On Sunday night, Israeli soldiers fired once again on Gazans who were taking part in the Great March of Return protests. This follows the fatal shooting of two Palestinian teenagers on Friday. The Al-Sha’b radio station in Gaza reported that Israeli soldiers fired tear gas and live bullets at Palestinians who were exploding sound and percussion bombs on the border. There were no reports of any injuries. Protesters also used IEDs (improvised explosive devices), burning tires, incendiary balloons and firecrackers, and resorted to using laser pointers to make it difficult for Israeli soldiers to target them from across the border.
According to Palestinian sources, the activists organizing the marches, as well as Hamas officials, intend to escalate the protests in the coming weeks and months. The decision reportedly came after the Israeli government refused to fulfill the promises that it committed to as part of the ceasefire reached between Hamas and Israel, and the subsequent calm since November which was mediated by Egypt.

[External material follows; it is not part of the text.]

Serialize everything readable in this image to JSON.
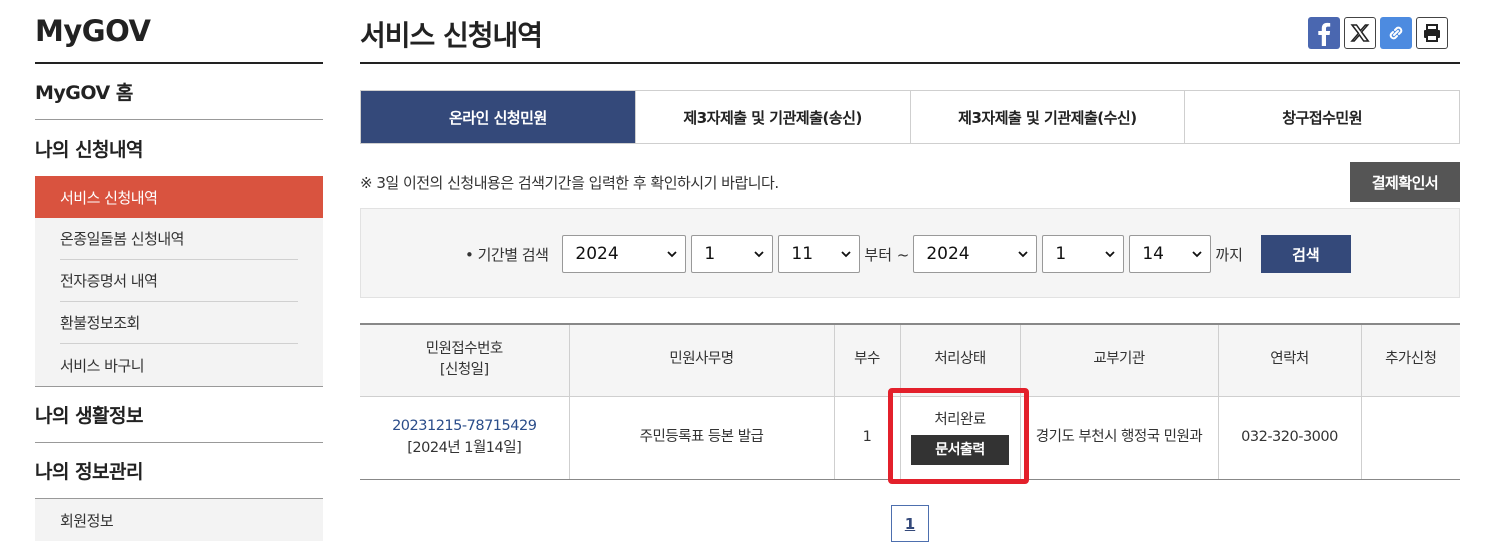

The teenagers shot on Friday were identified as 14-year-old Hassan Shalabi and 17-year-old Hamza Ashtiwi. According to Gaza’s Palestinian health ministry spokesperson, Ashraf al-Qidra, Shalabi was fatally shot in the chest, east of Khan Younis city, situated about 25 kilometers south of Gaza city. Ashtiwi was shot in the neck with a live bullet during protests, east of the Gaza strip. Al-Qidra also said that 17 other protesters had received gunshot wounds and dozens of others had suffered from the effects of tear gas inhalation.
In another rally at the Malika refugee camp, east of the Gaza strip, six protesters were injured by Israeli troops. In al-Awdah refugee camp, east of Rafah city, 30 kilometres from Gaza city, Israeli soldiers reportedly used live bullets and tear gas canisters on protesters, while also targeting a Palestinian ambulance.

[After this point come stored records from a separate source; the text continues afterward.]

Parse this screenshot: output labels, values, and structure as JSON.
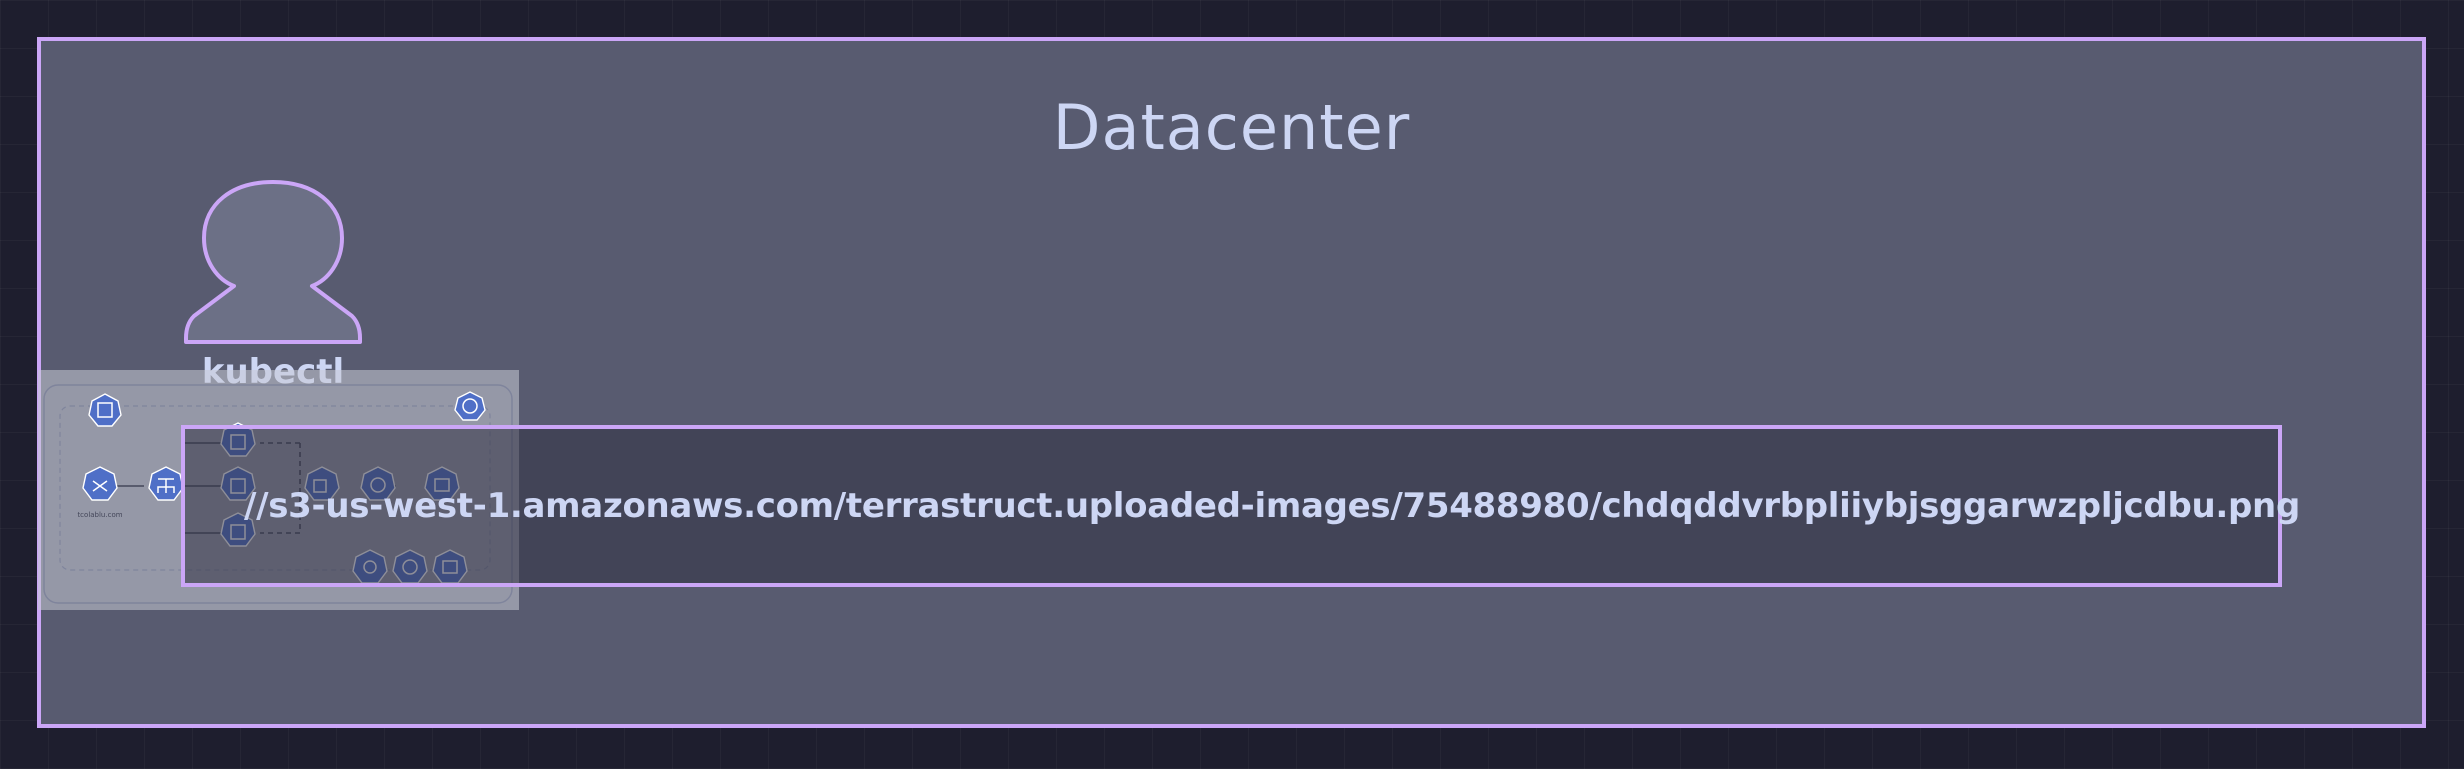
{
  "diagram": {
    "container": {
      "label": "Datacenter",
      "stroke_color": "#cba6f7",
      "fill_color": "#585b70"
    },
    "nodes": [
      {
        "id": "kubectl",
        "label": "kubectl",
        "shape": "person"
      },
      {
        "id": "image",
        "label": "//s3-us-west-1.amazonaws.com/terrastruct.uploaded-images/75488980/chdqddvrbpliiybjsggarwzpljcdbu.png",
        "shape": "rectangle"
      }
    ],
    "embedded_image": {
      "description_icons": [
        "ingress-icon",
        "service-icon",
        "pod-icon",
        "deployment-icon",
        "replicaset-icon",
        "hpa-icon",
        "configmap-icon",
        "kubernetes-icon"
      ],
      "caption": "tcolablu.com"
    }
  }
}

The weekly Great March of Return rallies, which began on March 30, demand an end to the over 12-year-long Israeli blockade of Gaza and the implementation of the right to return of Palestinian refugees, who were expelled from their homes during the establishment of Israel in 1948. Data released by the United Nations last month states that 295 Palestinians have been killed and 6,000 others injured by live ammunition since the beginning of these protests.

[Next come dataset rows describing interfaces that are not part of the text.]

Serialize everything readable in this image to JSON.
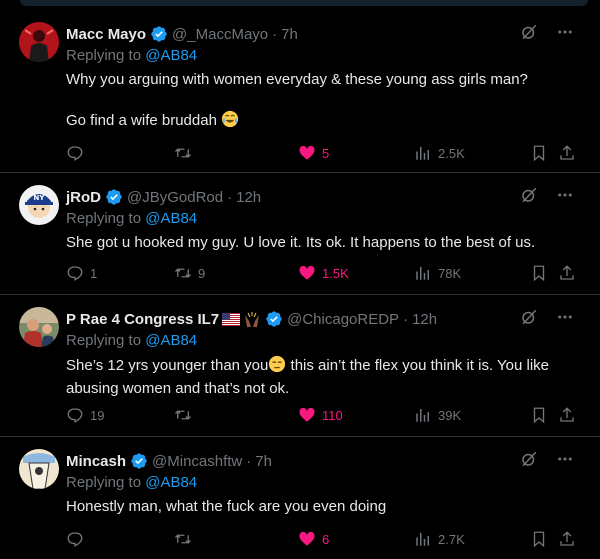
{
  "tweets": [
    {
      "name": "Macc Mayo",
      "handle": "@_MaccMayo",
      "time": "7h",
      "replying_label": "Replying to ",
      "replying_to": "@AB84",
      "text_line1": "Why you arguing with women everyday & these young ass girls man?",
      "text_line2": "Go find a wife bruddah",
      "replies": "",
      "retweets": "",
      "likes": "5",
      "views": "2.5K",
      "emoji": "tears-of-joy-emoji"
    },
    {
      "name": "jRoD",
      "handle": "@JByGodRod",
      "time": "12h",
      "replying_label": "Replying to ",
      "replying_to": "@AB84",
      "text_line1": "She got u hooked my guy. U love it. Its ok. It happens to the best of us.",
      "replies": "1",
      "retweets": "9",
      "likes": "1.5K",
      "views": "78K"
    },
    {
      "name": "P Rae 4 Congress IL7",
      "handle": "@ChicagoREDP",
      "time": "12h",
      "replying_label": "Replying to ",
      "replying_to": "@AB84",
      "text_line1a": "She’s 12 yrs younger than you",
      "text_line1b": " this ain’t the flex you think it is. You like",
      "text_line2": "abusing women and that’s not ok.",
      "replies": "19",
      "retweets": "",
      "likes": "110",
      "views": "39K",
      "emoji": "unamused-face-emoji"
    },
    {
      "name": "Mincash",
      "handle": "@Mincashftw",
      "time": "7h",
      "replying_label": "Replying to ",
      "replying_to": "@AB84",
      "text_line1": "Honestly man, what the fuck are you even doing",
      "replies": "",
      "retweets": "",
      "likes": "6",
      "views": "2.7K"
    }
  ],
  "colors": {
    "background": "#000000",
    "text": "#e7e9ea",
    "muted": "#71767b",
    "link": "#1d9bf0",
    "like": "#f91880",
    "divider": "#2f3336",
    "verified": "#1d9bf0"
  },
  "dot_separator": "·"
}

Meanwhile, in another development on Sunday, Israeli prime minister, Benjamin Netanyahu told cabinet ministers during a weekly cabinet meeting in Jerusalem that he would implement a new law to deduct a portion of the funds given to the Palestinian authority (PA) over its welfare payments to Palestinian political prisoners and their families. Israel collects tariffs and duties on behalf of the PA in accordance with the Oslo accords of 1994.